### WORK ORDER
If a line in the entries below includes "label", pick it out and copy it.

━━━━━━━━━━

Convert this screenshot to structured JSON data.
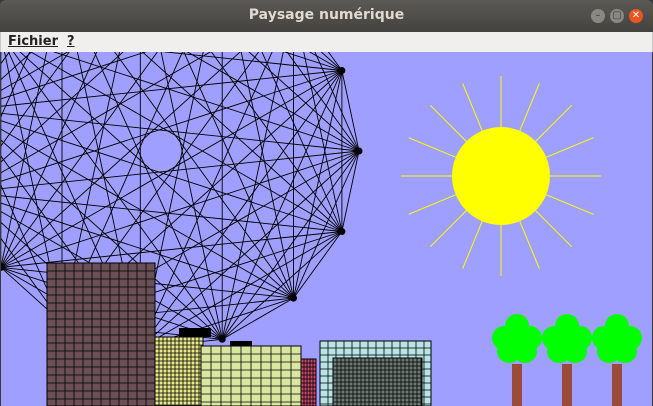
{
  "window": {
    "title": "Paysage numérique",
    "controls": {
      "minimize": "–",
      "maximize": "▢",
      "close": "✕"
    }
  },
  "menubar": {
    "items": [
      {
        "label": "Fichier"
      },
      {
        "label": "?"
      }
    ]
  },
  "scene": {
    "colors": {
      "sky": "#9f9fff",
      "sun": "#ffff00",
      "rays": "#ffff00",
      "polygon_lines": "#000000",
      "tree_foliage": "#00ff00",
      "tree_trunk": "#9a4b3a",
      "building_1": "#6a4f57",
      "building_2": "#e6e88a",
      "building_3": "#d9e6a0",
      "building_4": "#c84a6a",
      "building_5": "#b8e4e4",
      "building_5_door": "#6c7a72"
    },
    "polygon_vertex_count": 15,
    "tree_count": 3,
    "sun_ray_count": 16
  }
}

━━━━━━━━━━

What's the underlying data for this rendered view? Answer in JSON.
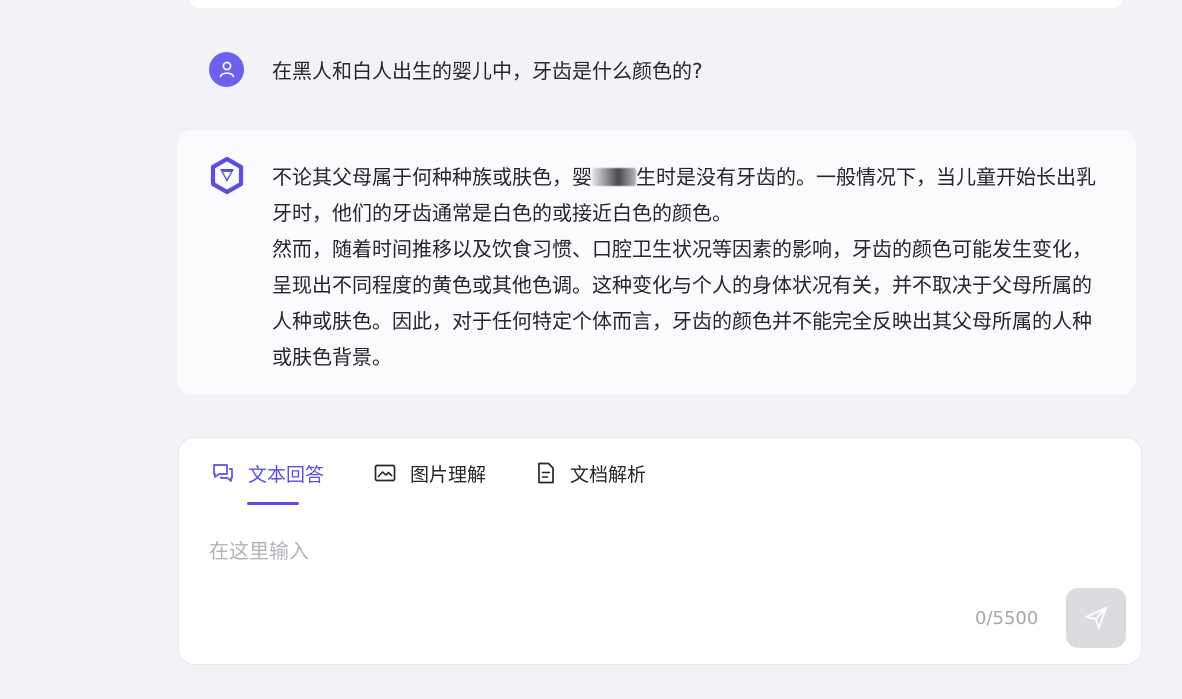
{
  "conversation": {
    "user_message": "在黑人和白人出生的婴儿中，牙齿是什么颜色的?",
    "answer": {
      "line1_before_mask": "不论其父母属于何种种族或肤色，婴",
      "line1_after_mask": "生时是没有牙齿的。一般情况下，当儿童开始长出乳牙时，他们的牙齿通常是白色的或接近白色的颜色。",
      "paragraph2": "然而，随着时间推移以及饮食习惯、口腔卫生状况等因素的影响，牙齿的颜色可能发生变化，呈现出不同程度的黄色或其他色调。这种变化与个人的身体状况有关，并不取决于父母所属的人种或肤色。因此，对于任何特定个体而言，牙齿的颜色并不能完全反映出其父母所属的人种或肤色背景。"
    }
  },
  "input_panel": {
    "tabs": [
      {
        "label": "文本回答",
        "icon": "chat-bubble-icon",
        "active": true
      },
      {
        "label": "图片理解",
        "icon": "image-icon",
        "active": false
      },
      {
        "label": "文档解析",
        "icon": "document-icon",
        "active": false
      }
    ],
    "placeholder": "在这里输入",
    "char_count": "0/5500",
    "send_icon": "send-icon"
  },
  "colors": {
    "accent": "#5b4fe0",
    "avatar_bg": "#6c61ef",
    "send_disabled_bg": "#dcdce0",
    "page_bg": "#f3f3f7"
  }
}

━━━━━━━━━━

### TASK OUTPUT
        "label": "Fichier"
        "label": "?"
        "label": "文本回答",
        "label": "图片理解",
        "label": "文档解析",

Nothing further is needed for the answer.